What is needed

From 1 July 2019, the NSW Ombudsman’s office will no longer carry out its standing inquiry into the abuse and neglect of adults with disability in the community. Without an alternative option in place, this gap will present unacceptable risks to an already vulnerable and marginalised cohort of our community. There is a need for swift action to establish a comprehensive adult safeguarding approach that will both fill the looming gap in relation to adults with disability, and address the longstanding gap in relation to vulnerable older persons.

The recommendations of the NSW Law Reform Commission in relation to the establishment of an independent Public Advocate with investigative functions provide a timely and constructive way forward. However, there are a small number of supplementary steps that are required to provide an effective, integrated and person-centred approach to responding to the abuse and neglect of vulnerable adults in NSW – including information sharing provisions for relevant agencies, and enhanced options for decision-making assistance.

More broadly, the NSW Ombudsman’s office would hope that this report acts as a trigger to the NSW Government to commit to a broad review, focused on establishing in NSW the strongest independent safeguarding and regulatory system in Australia for protecting vulnerable groups in our community.

Recommendations
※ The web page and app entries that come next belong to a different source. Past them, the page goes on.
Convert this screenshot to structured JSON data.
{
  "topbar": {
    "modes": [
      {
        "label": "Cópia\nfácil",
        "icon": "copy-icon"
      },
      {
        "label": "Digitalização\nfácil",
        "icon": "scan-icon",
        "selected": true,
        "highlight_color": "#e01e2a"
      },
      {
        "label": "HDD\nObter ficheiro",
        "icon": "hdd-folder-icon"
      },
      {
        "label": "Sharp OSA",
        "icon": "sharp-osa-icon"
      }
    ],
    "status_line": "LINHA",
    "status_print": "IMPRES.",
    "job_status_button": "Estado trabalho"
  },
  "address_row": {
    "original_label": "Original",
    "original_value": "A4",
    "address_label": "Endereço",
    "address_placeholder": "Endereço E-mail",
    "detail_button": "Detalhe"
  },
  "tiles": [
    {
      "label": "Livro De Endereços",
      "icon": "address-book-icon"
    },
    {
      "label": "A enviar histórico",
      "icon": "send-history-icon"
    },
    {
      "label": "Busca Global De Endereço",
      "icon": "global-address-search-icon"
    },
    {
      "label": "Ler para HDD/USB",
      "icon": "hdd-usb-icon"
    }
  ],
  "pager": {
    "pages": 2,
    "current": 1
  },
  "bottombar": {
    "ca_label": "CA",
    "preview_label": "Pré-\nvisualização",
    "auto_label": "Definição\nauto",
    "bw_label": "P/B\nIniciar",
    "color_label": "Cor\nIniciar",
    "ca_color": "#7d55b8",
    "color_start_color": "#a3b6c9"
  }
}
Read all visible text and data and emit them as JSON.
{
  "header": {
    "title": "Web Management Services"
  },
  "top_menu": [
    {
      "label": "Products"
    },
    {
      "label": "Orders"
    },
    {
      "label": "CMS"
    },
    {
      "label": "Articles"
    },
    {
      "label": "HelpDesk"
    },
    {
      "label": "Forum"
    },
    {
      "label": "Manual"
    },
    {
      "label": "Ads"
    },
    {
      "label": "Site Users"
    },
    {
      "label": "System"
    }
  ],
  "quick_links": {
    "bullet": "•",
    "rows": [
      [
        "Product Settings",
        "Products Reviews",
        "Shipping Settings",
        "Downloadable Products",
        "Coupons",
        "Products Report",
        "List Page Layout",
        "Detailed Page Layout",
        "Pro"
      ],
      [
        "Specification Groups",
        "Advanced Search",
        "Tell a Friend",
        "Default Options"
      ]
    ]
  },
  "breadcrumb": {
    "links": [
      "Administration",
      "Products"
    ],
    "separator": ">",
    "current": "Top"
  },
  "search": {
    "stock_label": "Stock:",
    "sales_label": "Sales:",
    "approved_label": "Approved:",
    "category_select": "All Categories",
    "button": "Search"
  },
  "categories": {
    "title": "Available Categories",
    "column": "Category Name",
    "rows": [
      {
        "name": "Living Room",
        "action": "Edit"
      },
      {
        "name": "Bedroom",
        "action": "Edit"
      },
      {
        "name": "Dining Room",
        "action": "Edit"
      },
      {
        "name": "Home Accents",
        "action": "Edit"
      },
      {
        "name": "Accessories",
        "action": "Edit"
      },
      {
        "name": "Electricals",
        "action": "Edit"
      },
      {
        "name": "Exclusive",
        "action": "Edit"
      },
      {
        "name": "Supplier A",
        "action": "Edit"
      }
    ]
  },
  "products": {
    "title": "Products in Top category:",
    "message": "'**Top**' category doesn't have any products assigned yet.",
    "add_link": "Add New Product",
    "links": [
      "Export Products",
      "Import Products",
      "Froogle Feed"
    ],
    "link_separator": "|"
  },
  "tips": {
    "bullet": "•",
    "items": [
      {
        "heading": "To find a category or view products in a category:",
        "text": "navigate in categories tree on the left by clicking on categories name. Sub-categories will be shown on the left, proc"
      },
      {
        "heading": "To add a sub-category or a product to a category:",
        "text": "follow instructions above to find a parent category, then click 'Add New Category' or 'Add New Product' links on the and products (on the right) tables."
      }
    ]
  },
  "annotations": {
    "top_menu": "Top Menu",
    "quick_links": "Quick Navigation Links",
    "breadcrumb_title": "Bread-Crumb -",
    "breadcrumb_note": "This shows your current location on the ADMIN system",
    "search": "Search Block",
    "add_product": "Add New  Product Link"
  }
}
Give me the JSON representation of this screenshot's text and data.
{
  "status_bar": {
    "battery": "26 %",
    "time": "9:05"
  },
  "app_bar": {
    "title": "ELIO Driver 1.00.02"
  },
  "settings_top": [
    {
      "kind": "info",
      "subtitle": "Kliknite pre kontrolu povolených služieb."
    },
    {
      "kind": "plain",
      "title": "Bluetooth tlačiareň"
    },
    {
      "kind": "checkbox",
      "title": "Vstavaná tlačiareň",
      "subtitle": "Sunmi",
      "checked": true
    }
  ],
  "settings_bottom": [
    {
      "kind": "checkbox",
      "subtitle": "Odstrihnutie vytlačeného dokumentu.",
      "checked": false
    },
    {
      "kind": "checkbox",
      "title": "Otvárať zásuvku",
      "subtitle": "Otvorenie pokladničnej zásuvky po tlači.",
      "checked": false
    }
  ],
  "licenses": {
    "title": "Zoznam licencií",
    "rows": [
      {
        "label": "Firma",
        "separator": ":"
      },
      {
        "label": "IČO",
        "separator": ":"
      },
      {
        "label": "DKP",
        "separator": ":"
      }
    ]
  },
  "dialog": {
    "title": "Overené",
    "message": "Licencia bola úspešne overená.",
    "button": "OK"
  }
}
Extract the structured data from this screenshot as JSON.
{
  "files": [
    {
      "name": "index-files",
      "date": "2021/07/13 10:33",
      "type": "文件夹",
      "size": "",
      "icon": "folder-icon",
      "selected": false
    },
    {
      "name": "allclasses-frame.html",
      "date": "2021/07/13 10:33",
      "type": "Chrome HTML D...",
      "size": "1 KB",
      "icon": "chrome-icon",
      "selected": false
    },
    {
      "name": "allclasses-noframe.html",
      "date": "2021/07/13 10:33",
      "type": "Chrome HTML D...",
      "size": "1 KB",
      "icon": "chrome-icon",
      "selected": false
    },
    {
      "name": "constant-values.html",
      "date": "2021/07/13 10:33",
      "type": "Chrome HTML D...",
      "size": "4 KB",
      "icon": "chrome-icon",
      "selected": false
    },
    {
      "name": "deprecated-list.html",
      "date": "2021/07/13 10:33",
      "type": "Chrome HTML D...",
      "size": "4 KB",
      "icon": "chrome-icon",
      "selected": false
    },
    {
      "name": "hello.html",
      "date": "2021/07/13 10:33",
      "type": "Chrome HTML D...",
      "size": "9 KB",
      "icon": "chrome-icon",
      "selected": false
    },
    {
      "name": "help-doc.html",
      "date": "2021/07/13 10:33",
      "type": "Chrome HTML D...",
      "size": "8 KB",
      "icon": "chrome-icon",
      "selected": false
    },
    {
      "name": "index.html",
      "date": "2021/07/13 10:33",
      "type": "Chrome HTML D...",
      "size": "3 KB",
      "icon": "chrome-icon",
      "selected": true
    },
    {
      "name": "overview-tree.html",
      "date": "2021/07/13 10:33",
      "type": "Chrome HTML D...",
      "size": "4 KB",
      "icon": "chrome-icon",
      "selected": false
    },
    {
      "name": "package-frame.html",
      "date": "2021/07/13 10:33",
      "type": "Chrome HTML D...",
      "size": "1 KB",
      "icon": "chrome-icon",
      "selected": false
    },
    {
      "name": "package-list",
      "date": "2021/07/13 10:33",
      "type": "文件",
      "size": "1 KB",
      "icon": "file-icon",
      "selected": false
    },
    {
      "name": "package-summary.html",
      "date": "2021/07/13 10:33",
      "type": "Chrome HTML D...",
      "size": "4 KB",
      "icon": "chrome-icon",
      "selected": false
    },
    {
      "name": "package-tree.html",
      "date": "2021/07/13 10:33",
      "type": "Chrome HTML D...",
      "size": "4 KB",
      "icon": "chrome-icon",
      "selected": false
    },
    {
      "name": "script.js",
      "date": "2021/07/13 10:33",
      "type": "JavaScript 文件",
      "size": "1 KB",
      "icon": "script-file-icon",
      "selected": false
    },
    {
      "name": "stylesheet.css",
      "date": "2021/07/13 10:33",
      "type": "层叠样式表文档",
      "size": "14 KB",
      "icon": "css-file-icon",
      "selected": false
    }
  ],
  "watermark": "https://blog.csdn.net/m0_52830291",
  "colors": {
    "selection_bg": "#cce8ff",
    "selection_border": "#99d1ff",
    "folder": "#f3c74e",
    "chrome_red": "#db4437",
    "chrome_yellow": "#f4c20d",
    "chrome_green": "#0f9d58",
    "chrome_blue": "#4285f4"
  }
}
It is recommended that the NSW Government should:

  1. Implement the recommendations of the NSW Law Reform Commission in relation to the establishment of an independent statutory body to investigate and take appropriate action in relation to the suspected abuse and neglect of vulnerable adults in NSW, as outlined in its report on the Review of the Guardianship Act 1987.
  2. As part of the establishment of the independent statutory body, and to support the development and implementation of an effective and integrated safeguarding approach for vulnerable adults in NSW:
    1. Introduce legislative provisions to enable agencies that have responsibilities relating to the safety of vulnerable adults to be able to exchange information that promotes the safety of vulnerable adults.
    2. Ensure that there are enhanced options for vulnerable adults to gain appropriate decision-making assistance. The recommendations of the NSW Law Reform Commission in relation to supported decision-making should be considered as part of this response.
  3. Review the independent safeguarding and regulatory arrangements in NSW to identify opportunities to strengthen the system for protecting vulnerable groups in our community, with a view to considering the potential benefit of creating a single independent community services oversight body.

the report is available at https://www.ombo.nsw.gov.au/__data/asset...